Don’t forget this. The biggest problem that many missionaries or BAM practitioners have is that they enter a culture as a privileged foreigner or as the boss. You must first find out what they expect from these two positions. It may totally inappropriate, or it may totally be expected, to take your workers out for dinner, for example – I don’t know, it all depends on your culture! Learn about this so you don’t make any major blunders. It only takes a second to do significant damage to a relationship.

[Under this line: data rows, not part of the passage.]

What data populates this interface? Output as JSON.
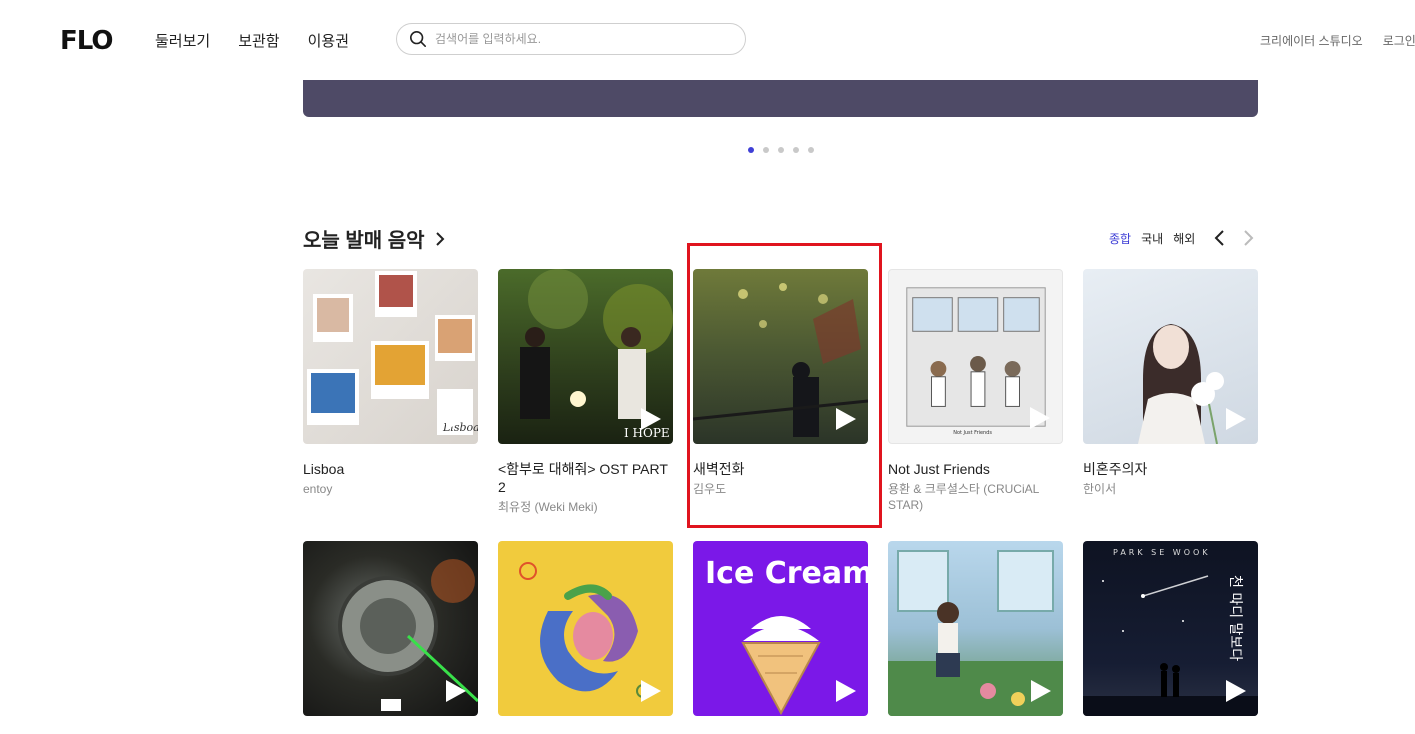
{
  "header": {
    "logo": "FLO",
    "nav": [
      "둘러보기",
      "보관함",
      "이용권"
    ],
    "search_placeholder": "검색어를 입력하세요.",
    "right_links": [
      "크리에이터 스튜디오",
      "로그인"
    ]
  },
  "carousel": {
    "dot_count": 5,
    "active_index": 0
  },
  "section": {
    "title": "오늘 발매 음악",
    "filters": [
      "종합",
      "국내",
      "해외"
    ],
    "active_filter": "종합"
  },
  "albums": [
    {
      "title": "Lisboa",
      "artist": "entoy"
    },
    {
      "title": "<함부로 대해줘> OST PART 2",
      "artist": "최유정 (Weki Meki)"
    },
    {
      "title": "새벽전화",
      "artist": "김우도"
    },
    {
      "title": "Not Just Friends",
      "artist": "용환 & 크루셜스타 (CRUCiAL STAR)"
    },
    {
      "title": "비혼주의자",
      "artist": "한이서"
    }
  ],
  "cover_text": {
    "lisboa": "Lisboa",
    "ost": "I HOPE",
    "ice_cream": "Ice Cream",
    "not_just_friends": "Not Just Friends",
    "park_se_wook": "PARK SE WOOK",
    "park_se_wook_kr": "천 마디 말보다"
  },
  "colors": {
    "accent": "#3f3fd6",
    "banner": "#4e4a66",
    "highlight": "#e0141e"
  }
}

How you react in the business setting will be carefully watched and talked about by your clients and/or staff. This is where you are sowing the seeds. This is where you establish the relationships. This doesn’t mean you have to be nice and sugary sweet all the time. You have to run the business. At times you will have to make tough decisions and do things you don’t want to do, like let someone go. I know of one business in a culture where the whole population, from childhood, has been trained to avoid accountability and responsibility. Many of the staff were bone lazy and figured that since they were working for the rich foreigner, who wouldn’t dare fire them, they didn’t have to be accountable or diligent. The staff will watch you as you deal with this. If you don’t deal with this in a Godly but senstive way you will lose all credibility and your chance to sow seeds may be gone. Beware of the idea that “we are all part of a big happy family in this business.” This never works.
Beware of relationships based only on desire for personal gain.
This is extremely common and very discouraging. Managing expectations in this regard is very important and difficult. If you don’t, then the inevitable uncomfortable moment will arrive in which they ask you for money. Be ready for this. Be as gracious as you can in refusing and have a good reason not to lend them money. From their point of view you are a very rich foreigner, you have all the money you need and why can’t you share it with them? It’s hard to sow seeds in this situation, but it can be done.
To summarize, try and look at any situation from the local cultural point of view. Their world view is likely very different from yours. Be gracious, cognizant of their cultural perspective and be long-suffering in order to earn the right to share the gospel with them. However, you must also run the business effectively and be a good steward of the investments made. Therefore, you must be firm and fair with your employees. Everyone will be watching you to see how you deal with everyday life. Be a good witness in all situations.
Garry is part of the ‘Ask a BAM Mentor‘ panel of mentors. Garry is a retired businessman who has been mentoring small businesses for the last 20 years. He has been involved in cross cultural business activities for the last 10 years and has visited 20 countries during that time. Garry and his wife are doing small business training and funding in a restricted access country in Asia. Having started, grown and sold his own business he understands the trials, potential pitfalls and necessary success factors of day to day business activities. He continues to learn and share about the cross cultural aspects of business and especially the need to learn about and manage expectations in the local cultural context.
Submit a Question to the mentors panel via the Contact page, select ‘Ask a BAM Mentor – submit question’ as the subject.